Apparently it is common practice for these mass paupers' graves to be temporarily covered with planks, and as the child was buried in a cardboard box, which had decomposed due to the weather, it was easy for the fox to drag away the body which has not been found.
Such unbelievably traumatic experiences have been revealed in the London Evening Standard series entitled The Dispossessed. This series has publicised the desperate poverty which is normally hidden by the greedy and corrupt politicians and the mass media generally. Approximately one person a day is buried in a paupers' mass grave, and the numbers in each children's grave varies, with a maximum in Southwark of 30. Typifying their meanness the richest borough, Kensington and Chelsea, has the second highest rate with 20 per grave.
It is not only the Tory councils who are presiding over horror stories like these. The Labour and LibDem sets in Islington and Camden also hide these practices from the Charles Dickens era. These two councils have buried 318 people between them in paupers' graves in the last three years.
Yet the Islington chief executive, on a salary of £210,000 per year, had no idea. "Have we got communal graves? I don't believe we do". Of course you have to go to the workers to find out the truth and one of their gravediggers said: "The rule is four babies per grave; with adults we stack them six deep".
This tragic scene illustrates the consequences at the sharp end of the cuts in services which all the main parties propose and implement. Their attitude is summed up by a Southwark LibDem councillor: "In an ideal world we'd cover the cost of a full burial for these adults and children, but unfortunately with tighter constraints on council budgets, it's one of countless difficult decisions we have to make". It would cost an average of £7,900 per council per year based on the 337 paupers' burials over London on average per year. This is a pittance compared to the lack of constraints the councillors, chief executives and MPs put on their own expenses and salaries, and the billions handed out to the fat cats in the banks and to private contractors to destroy public services.
In The Socialist 24 March 2010:

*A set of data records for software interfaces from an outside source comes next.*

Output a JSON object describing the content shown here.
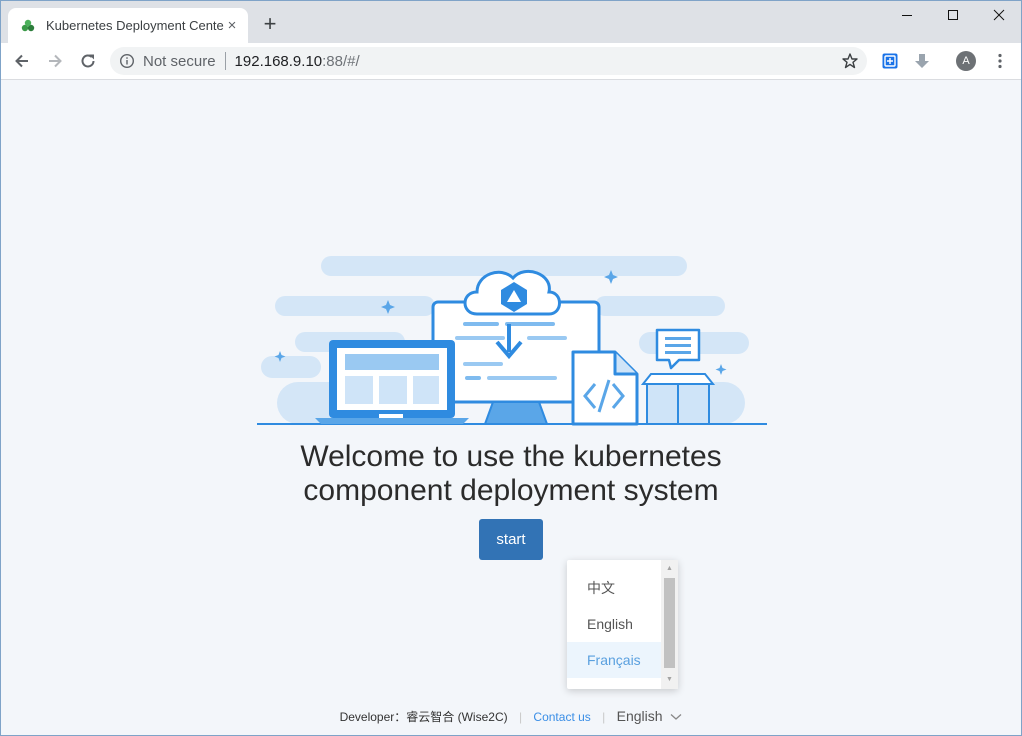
{
  "browser": {
    "tab_title": "Kubernetes Deployment Cente",
    "tab_close": "×",
    "new_tab": "+",
    "address": {
      "security_label": "Not secure",
      "url_host": "192.168.9.10",
      "url_rest": ":88/#/"
    },
    "profile_initial": "A"
  },
  "page": {
    "welcome_line1": "Welcome to use the kubernetes",
    "welcome_line2": "component deployment system",
    "start_label": "start",
    "language_options": [
      "中文",
      "English",
      "Français"
    ],
    "highlighted_option": "Français",
    "footer": {
      "developer": "Developer：睿云智合 (Wise2C)",
      "contact": "Contact us",
      "language": "English"
    }
  },
  "colors": {
    "primary_button": "#3273b5",
    "link": "#3a8ee6",
    "page_bg": "#f3f6fa",
    "illustration_blue": "#2f8be0"
  }
}
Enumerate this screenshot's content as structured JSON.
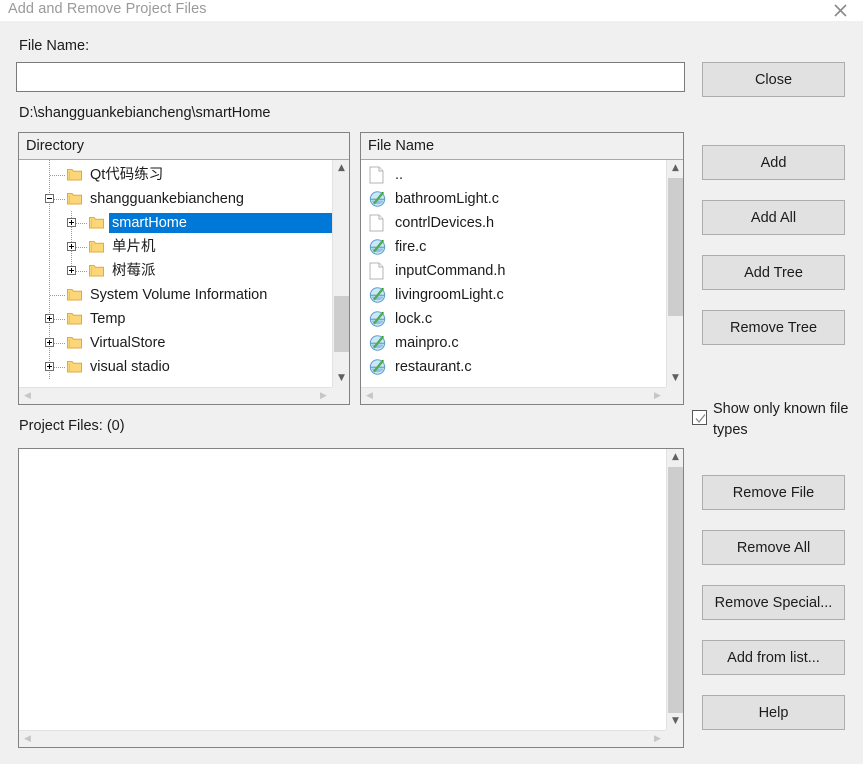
{
  "window": {
    "title": "Add and Remove Project Files",
    "close_icon": "close-icon"
  },
  "form": {
    "file_name_label": "File Name:",
    "file_name_value": "",
    "file_name_placeholder": "",
    "current_path": "D:\\shangguankebiancheng\\smartHome"
  },
  "directory_panel": {
    "header": "Directory",
    "items": [
      {
        "label": "Qt代码练习",
        "depth": 1,
        "toggle": "none",
        "selected": false
      },
      {
        "label": "shangguankebiancheng",
        "depth": 1,
        "toggle": "minus",
        "selected": false
      },
      {
        "label": "smartHome",
        "depth": 2,
        "toggle": "plus",
        "selected": true
      },
      {
        "label": "单片机",
        "depth": 2,
        "toggle": "plus",
        "selected": false
      },
      {
        "label": "树莓派",
        "depth": 2,
        "toggle": "plus",
        "selected": false
      },
      {
        "label": "System Volume Information",
        "depth": 1,
        "toggle": "none",
        "selected": false
      },
      {
        "label": "Temp",
        "depth": 1,
        "toggle": "plus",
        "selected": false
      },
      {
        "label": "VirtualStore",
        "depth": 1,
        "toggle": "plus",
        "selected": false
      },
      {
        "label": "visual stadio",
        "depth": 1,
        "toggle": "plus",
        "selected": false
      }
    ]
  },
  "file_panel": {
    "header": "File Name",
    "items": [
      {
        "label": "..",
        "icon": "document-icon"
      },
      {
        "label": "bathroomLight.c",
        "icon": "c-source-icon"
      },
      {
        "label": "contrlDevices.h",
        "icon": "document-icon"
      },
      {
        "label": "fire.c",
        "icon": "c-source-icon"
      },
      {
        "label": "inputCommand.h",
        "icon": "document-icon"
      },
      {
        "label": "livingroomLight.c",
        "icon": "c-source-icon"
      },
      {
        "label": "lock.c",
        "icon": "c-source-icon"
      },
      {
        "label": "mainpro.c",
        "icon": "c-source-icon"
      },
      {
        "label": "restaurant.c",
        "icon": "c-source-icon"
      }
    ]
  },
  "project_files_panel": {
    "label": "Project Files: (0)",
    "count": 0,
    "items": []
  },
  "buttons": {
    "close": "Close",
    "add": "Add",
    "add_all": "Add All",
    "add_tree": "Add Tree",
    "remove_tree": "Remove Tree",
    "remove_file": "Remove File",
    "remove_all": "Remove All",
    "remove_special": "Remove Special...",
    "add_from_list": "Add from list...",
    "help": "Help"
  },
  "checkbox": {
    "label": "Show only known file types",
    "checked": true
  },
  "colors": {
    "selection_blue": "#0078d7",
    "dialog_background": "#f0f0f0",
    "button_face": "#e1e1e1",
    "scrollbar_thumb": "#cdcdcd",
    "folder_yellow": "#ffd34e"
  }
}
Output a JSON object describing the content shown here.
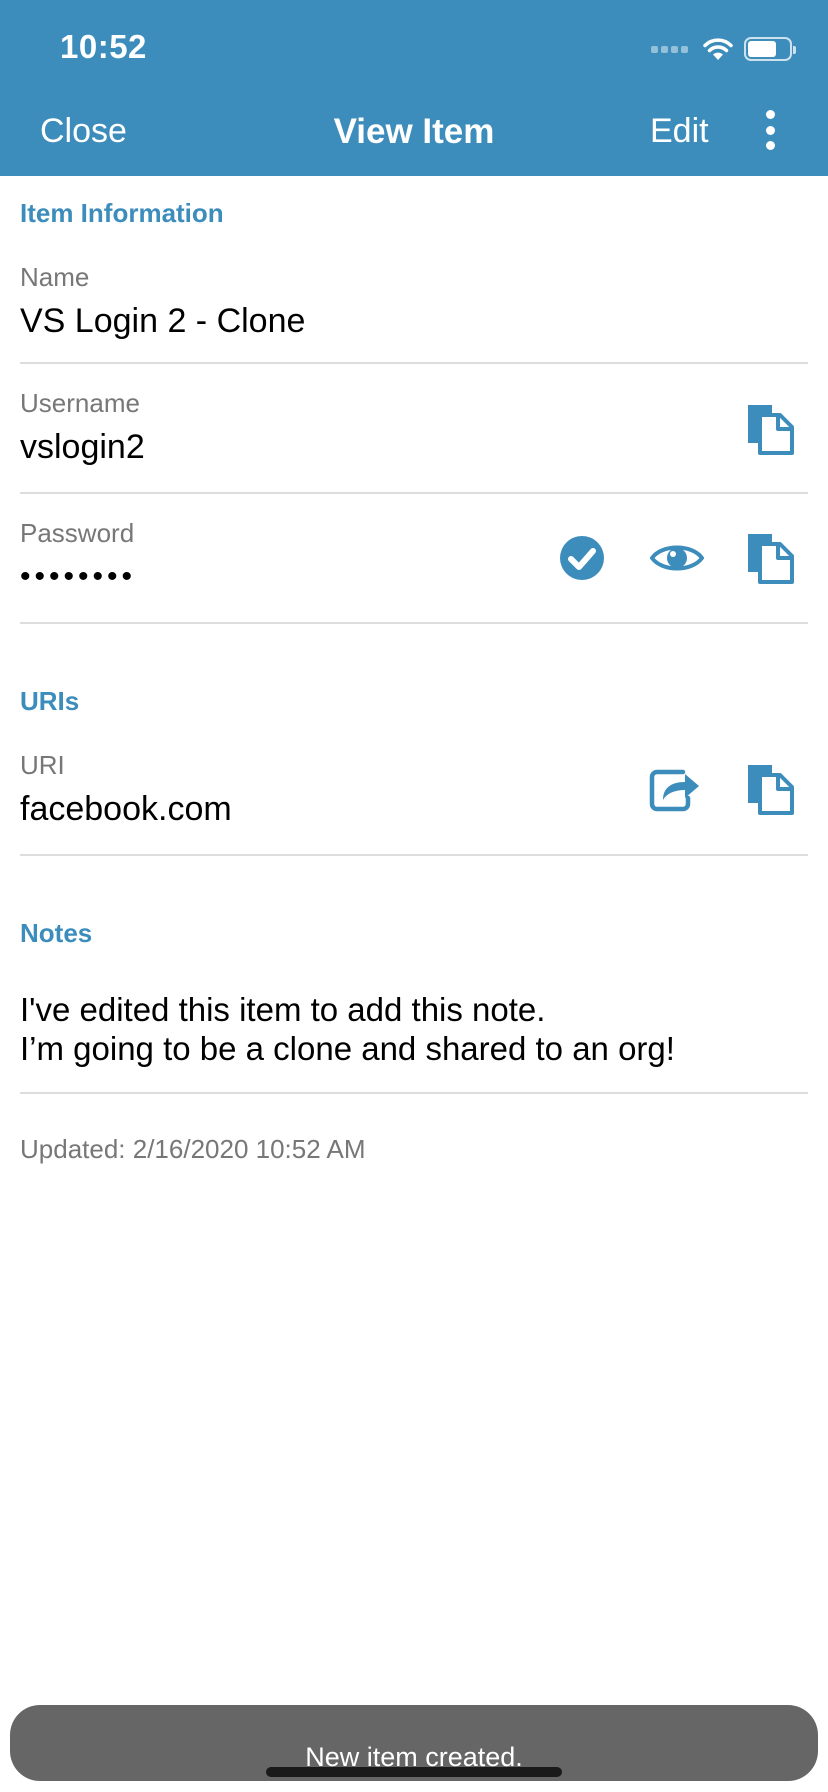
{
  "status_bar": {
    "time": "10:52"
  },
  "nav": {
    "close_label": "Close",
    "title": "View Item",
    "edit_label": "Edit",
    "more_icon": "more-vertical-icon"
  },
  "item_information": {
    "section_title": "Item Information",
    "name": {
      "label": "Name",
      "value": "VS Login 2 - Clone"
    },
    "username": {
      "label": "Username",
      "value": "vslogin2",
      "copy_icon": "copy-icon"
    },
    "password": {
      "label": "Password",
      "value": "••••••••",
      "check_icon": "check-circle-icon",
      "toggle_icon": "eye-icon",
      "copy_icon": "copy-icon"
    }
  },
  "uris": {
    "section_title": "URIs",
    "uri": {
      "label": "URI",
      "value": "facebook.com",
      "launch_icon": "share-icon",
      "copy_icon": "copy-icon"
    }
  },
  "notes": {
    "section_title": "Notes",
    "lines": [
      "I've edited this item to add this note.",
      "I’m going to be a clone and shared to an org!"
    ]
  },
  "updated_text": "Updated: 2/16/2020 10:52 AM",
  "toast": {
    "message": "New item created."
  },
  "colors": {
    "accent": "#3c8dbc",
    "label": "#777777",
    "divider": "#dddddd",
    "toast_bg": "#666666"
  }
}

Trade Unionist and Socialist Coalition
Marxist analysis: history
International socialist news and analysis
Socialist Party news and analysis
Socialist Party workplace news